Records contained in a dataset
Start of Block

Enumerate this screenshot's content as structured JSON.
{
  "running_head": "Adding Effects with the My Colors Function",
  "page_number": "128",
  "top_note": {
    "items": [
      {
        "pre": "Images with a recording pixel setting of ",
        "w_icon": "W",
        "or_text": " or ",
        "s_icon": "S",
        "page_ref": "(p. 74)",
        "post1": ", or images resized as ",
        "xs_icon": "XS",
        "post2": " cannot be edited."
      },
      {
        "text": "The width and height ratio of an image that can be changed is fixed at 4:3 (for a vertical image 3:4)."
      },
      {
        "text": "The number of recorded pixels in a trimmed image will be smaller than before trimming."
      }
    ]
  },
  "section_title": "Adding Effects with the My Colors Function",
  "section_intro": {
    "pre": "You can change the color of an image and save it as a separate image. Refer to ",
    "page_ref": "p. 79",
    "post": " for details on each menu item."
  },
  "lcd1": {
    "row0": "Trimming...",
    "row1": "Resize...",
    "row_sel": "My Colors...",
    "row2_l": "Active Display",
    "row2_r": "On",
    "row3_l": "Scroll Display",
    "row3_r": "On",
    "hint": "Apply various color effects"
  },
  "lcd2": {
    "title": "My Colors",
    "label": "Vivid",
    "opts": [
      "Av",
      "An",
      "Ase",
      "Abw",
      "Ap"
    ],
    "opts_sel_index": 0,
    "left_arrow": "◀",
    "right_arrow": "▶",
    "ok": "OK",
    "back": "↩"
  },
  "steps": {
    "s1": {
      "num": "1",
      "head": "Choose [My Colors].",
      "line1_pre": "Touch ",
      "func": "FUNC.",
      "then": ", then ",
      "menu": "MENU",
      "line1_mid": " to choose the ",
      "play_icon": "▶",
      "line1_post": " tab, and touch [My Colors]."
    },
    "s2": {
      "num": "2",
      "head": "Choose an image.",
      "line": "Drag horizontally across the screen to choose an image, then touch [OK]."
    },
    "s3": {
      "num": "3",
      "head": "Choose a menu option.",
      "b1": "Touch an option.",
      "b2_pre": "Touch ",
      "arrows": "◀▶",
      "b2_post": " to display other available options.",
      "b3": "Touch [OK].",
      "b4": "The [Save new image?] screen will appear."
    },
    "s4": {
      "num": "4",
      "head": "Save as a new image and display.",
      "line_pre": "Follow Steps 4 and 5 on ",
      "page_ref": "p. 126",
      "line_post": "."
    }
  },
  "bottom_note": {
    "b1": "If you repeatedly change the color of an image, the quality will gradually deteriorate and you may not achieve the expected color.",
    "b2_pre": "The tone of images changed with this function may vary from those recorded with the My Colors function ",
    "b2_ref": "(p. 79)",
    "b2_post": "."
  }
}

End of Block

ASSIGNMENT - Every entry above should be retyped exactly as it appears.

SOLUTION FOR THIS EXERCISE -
Enumerate this screenshot's content as structured JSON.
{
  "running_head": "Adding Effects with the My Colors Function",
  "page_number": "128",
  "top_note": {
    "items": [
      {
        "pre": "Images with a recording pixel setting of ",
        "w_icon": "W",
        "or_text": " or ",
        "s_icon": "S",
        "page_ref": "(p. 74)",
        "post1": ", or images resized as ",
        "xs_icon": "XS",
        "post2": " cannot be edited."
      },
      {
        "text": "The width and height ratio of an image that can be changed is fixed at 4:3 (for a vertical image 3:4)."
      },
      {
        "text": "The number of recorded pixels in a trimmed image will be smaller than before trimming."
      }
    ]
  },
  "section_title": "Adding Effects with the My Colors Function",
  "section_intro": {
    "pre": "You can change the color of an image and save it as a separate image. Refer to ",
    "page_ref": "p. 79",
    "post": " for details on each menu item."
  },
  "lcd1": {
    "row0": "Trimming...",
    "row1": "Resize...",
    "row_sel": "My Colors...",
    "row2_l": "Active Display",
    "row2_r": "On",
    "row3_l": "Scroll Display",
    "row3_r": "On",
    "hint": "Apply various color effects"
  },
  "lcd2": {
    "title": "My Colors",
    "label": "Vivid",
    "opts": [
      "Av",
      "An",
      "Ase",
      "Abw",
      "Ap"
    ],
    "opts_sel_index": 0,
    "left_arrow": "◀",
    "right_arrow": "▶",
    "ok": "OK",
    "back": "↩"
  },
  "steps": {
    "s1": {
      "num": "1",
      "head": "Choose [My Colors].",
      "line1_pre": "Touch ",
      "func": "FUNC.",
      "then": ", then ",
      "menu": "MENU",
      "line1_mid": " to choose the ",
      "play_icon": "▶",
      "line1_post": " tab, and touch [My Colors]."
    },
    "s2": {
      "num": "2",
      "head": "Choose an image.",
      "line": "Drag horizontally across the screen to choose an image, then touch [OK]."
    },
    "s3": {
      "num": "3",
      "head": "Choose a menu option.",
      "b1": "Touch an option.",
      "b2_pre": "Touch ",
      "arrows": "◀▶",
      "b2_post": " to display other available options.",
      "b3": "Touch [OK].",
      "b4": "The [Save new image?] screen will appear."
    },
    "s4": {
      "num": "4",
      "head": "Save as a new image and display.",
      "line_pre": "Follow Steps 4 and 5 on ",
      "page_ref": "p. 126",
      "line_post": "."
    }
  },
  "bottom_note": {
    "b1": "If you repeatedly change the color of an image, the quality will gradually deteriorate and you may not achieve the expected color.",
    "b2_pre": "The tone of images changed with this function may vary from those recorded with the My Colors function ",
    "b2_ref": "(p. 79)",
    "b2_post": "."
  }
}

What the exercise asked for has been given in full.